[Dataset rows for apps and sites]
[Start of Attachment]
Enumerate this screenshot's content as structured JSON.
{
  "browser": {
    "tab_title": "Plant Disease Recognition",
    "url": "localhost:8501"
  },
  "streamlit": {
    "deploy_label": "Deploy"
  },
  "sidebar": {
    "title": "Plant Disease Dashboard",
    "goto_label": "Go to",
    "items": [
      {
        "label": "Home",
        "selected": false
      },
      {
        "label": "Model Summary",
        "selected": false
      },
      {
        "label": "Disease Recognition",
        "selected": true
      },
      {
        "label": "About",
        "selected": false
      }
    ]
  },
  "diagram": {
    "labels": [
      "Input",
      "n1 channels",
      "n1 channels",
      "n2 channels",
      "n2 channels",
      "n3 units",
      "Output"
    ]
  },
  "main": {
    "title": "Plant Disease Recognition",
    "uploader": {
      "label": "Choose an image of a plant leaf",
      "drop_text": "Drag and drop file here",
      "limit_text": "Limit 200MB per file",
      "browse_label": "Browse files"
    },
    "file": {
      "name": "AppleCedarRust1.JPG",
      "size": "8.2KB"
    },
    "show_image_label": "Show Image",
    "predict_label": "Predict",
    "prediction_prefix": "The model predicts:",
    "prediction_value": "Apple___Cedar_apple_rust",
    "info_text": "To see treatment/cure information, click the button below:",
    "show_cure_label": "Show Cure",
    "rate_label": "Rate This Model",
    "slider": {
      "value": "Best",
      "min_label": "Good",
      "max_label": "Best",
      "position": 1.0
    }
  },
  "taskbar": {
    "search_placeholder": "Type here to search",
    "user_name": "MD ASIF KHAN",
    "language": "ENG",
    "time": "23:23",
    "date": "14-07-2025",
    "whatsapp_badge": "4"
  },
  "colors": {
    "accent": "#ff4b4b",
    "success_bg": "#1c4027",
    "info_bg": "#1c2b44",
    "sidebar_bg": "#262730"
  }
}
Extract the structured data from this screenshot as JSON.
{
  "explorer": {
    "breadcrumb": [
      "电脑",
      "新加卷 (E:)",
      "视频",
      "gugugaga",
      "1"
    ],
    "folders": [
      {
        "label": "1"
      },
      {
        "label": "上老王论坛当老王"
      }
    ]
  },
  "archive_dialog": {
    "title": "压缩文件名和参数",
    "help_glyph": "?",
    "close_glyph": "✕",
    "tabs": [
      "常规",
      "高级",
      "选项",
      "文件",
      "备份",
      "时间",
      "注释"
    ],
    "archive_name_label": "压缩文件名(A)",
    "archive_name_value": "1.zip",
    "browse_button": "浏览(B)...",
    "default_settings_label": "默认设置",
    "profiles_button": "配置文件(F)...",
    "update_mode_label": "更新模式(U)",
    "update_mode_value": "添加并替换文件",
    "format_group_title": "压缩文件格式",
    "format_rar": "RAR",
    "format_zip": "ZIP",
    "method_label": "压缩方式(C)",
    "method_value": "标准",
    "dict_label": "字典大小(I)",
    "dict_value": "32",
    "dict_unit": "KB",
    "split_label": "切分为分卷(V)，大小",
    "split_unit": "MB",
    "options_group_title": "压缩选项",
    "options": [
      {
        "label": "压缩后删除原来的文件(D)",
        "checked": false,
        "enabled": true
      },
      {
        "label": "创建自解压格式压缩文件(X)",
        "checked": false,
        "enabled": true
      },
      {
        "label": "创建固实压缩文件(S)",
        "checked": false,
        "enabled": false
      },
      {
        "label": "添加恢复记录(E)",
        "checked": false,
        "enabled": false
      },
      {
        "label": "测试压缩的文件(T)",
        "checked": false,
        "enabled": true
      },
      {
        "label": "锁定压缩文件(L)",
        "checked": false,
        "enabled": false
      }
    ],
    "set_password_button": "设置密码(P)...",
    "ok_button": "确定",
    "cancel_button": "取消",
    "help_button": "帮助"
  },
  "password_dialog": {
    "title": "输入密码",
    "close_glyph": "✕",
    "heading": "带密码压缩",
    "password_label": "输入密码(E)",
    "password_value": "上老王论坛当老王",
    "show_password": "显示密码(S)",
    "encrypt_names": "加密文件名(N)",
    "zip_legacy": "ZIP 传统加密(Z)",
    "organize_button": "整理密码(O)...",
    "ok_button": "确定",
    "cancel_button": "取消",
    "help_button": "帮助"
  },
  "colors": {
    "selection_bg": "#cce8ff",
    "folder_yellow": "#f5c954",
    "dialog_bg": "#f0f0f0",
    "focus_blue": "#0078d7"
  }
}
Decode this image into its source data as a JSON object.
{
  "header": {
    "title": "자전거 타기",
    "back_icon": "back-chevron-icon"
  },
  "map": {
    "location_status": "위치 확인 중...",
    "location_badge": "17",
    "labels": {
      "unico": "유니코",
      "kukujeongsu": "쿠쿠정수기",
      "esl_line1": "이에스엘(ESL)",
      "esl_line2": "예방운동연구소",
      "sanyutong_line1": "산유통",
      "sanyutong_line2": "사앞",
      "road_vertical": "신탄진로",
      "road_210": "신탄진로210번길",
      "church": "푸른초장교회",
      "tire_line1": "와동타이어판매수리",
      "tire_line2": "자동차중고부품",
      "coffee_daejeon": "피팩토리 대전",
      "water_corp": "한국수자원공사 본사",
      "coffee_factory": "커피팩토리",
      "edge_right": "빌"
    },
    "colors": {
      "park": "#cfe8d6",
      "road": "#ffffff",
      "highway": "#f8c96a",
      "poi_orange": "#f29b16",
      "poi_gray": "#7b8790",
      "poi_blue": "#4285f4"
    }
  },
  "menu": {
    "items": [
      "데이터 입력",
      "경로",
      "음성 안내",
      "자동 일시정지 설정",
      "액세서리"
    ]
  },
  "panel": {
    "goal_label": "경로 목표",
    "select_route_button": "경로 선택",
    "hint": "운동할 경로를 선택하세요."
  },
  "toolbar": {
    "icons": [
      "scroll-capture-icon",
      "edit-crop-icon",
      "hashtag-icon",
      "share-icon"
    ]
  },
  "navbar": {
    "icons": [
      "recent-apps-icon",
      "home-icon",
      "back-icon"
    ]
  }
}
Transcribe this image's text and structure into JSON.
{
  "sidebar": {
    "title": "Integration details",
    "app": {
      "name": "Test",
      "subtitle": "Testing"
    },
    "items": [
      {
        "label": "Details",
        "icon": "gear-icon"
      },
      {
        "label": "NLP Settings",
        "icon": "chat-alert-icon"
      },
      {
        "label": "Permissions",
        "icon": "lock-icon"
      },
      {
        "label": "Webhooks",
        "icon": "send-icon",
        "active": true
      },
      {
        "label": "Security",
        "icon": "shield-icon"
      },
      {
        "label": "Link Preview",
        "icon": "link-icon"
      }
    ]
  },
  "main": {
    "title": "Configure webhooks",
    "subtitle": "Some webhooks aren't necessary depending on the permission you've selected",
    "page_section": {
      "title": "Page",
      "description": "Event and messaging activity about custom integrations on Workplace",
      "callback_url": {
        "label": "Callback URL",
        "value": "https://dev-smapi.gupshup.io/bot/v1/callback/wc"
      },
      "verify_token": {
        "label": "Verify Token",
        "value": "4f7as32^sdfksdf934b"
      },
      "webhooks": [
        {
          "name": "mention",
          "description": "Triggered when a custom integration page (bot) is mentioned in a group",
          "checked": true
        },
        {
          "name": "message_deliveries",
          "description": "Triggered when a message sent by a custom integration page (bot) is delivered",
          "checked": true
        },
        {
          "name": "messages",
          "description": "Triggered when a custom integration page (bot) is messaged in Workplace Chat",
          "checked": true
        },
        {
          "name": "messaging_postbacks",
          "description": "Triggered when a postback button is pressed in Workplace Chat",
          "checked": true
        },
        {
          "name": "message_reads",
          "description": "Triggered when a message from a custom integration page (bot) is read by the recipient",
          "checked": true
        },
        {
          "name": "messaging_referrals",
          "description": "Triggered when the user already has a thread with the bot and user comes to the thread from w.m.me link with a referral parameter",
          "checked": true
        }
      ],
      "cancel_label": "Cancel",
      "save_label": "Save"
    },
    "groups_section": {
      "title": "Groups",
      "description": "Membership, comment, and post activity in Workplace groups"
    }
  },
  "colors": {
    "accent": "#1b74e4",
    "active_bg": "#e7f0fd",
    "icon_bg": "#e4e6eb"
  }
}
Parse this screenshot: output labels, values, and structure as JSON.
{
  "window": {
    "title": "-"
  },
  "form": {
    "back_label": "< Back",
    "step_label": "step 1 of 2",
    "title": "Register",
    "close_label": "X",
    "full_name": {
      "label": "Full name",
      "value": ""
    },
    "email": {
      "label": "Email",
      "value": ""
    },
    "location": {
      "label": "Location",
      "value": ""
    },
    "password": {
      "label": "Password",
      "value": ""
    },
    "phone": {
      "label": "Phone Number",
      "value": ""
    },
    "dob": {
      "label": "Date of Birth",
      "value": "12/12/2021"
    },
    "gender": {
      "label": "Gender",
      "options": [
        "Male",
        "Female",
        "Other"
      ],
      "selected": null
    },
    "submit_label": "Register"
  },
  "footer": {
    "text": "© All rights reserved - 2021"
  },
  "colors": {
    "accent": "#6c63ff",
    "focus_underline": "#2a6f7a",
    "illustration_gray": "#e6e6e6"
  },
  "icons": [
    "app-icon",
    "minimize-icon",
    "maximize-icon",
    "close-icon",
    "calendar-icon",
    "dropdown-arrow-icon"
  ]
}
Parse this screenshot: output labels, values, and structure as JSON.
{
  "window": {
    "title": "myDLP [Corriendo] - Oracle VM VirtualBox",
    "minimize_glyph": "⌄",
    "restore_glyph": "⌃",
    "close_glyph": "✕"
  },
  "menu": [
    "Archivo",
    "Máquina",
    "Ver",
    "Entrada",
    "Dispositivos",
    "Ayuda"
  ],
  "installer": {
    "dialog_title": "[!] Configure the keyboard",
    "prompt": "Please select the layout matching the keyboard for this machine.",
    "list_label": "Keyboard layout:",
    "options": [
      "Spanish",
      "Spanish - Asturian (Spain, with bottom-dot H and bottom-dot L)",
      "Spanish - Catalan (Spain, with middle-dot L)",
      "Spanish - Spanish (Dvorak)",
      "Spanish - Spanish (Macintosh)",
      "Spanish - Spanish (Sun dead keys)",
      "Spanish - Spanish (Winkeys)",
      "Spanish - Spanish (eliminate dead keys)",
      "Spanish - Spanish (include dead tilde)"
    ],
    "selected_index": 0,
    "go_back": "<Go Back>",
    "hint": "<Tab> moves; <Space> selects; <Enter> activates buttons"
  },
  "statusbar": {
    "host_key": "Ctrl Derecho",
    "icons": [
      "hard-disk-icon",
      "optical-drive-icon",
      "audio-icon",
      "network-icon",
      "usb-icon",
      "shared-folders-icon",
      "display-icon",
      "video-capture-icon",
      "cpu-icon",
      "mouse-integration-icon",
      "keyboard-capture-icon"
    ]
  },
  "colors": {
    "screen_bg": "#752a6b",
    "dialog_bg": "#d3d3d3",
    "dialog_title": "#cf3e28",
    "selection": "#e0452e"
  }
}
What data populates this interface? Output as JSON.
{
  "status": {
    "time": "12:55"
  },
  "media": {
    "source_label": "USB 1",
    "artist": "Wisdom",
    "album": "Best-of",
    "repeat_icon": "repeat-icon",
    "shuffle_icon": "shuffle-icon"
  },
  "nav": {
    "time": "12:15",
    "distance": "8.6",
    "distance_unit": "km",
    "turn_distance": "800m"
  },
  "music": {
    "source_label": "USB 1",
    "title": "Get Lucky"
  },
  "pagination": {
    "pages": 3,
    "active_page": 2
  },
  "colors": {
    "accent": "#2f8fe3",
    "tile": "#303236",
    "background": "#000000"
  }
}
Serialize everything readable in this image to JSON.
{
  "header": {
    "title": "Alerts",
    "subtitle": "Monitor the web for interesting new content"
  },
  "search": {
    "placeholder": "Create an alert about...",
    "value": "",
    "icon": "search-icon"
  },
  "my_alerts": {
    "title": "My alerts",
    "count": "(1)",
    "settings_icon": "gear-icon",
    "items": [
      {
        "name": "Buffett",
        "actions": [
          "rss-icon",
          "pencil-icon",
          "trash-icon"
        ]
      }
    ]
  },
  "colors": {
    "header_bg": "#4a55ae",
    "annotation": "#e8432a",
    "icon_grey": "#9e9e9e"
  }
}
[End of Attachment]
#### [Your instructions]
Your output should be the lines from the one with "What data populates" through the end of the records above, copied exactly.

#### [Exercise response]
What data populates this interface? Output as JSON.
{
  "status": {
    "time": "12:55"
  },
  "media": {
    "source_label": "USB 1",
    "artist": "Wisdom",
    "album": "Best-of",
    "repeat_icon": "repeat-icon",
    "shuffle_icon": "shuffle-icon"
  },
  "nav": {
    "time": "12:15",
    "distance": "8.6",
    "distance_unit": "km",
    "turn_distance": "800m"
  },
  "music": {
    "source_label": "USB 1",
    "title": "Get Lucky"
  },
  "pagination": {
    "pages": 3,
    "active_page": 2
  },
  "colors": {
    "accent": "#2f8fe3",
    "tile": "#303236",
    "background": "#000000"
  }
}
Serialize everything readable in this image to JSON.
{
  "header": {
    "title": "Alerts",
    "subtitle": "Monitor the web for interesting new content"
  },
  "search": {
    "placeholder": "Create an alert about...",
    "value": "",
    "icon": "search-icon"
  },
  "my_alerts": {
    "title": "My alerts",
    "count": "(1)",
    "settings_icon": "gear-icon",
    "items": [
      {
        "name": "Buffett",
        "actions": [
          "rss-icon",
          "pencil-icon",
          "trash-icon"
        ]
      }
    ]
  },
  "colors": {
    "header_bg": "#4a55ae",
    "annotation": "#e8432a",
    "icon_grey": "#9e9e9e"
  }
}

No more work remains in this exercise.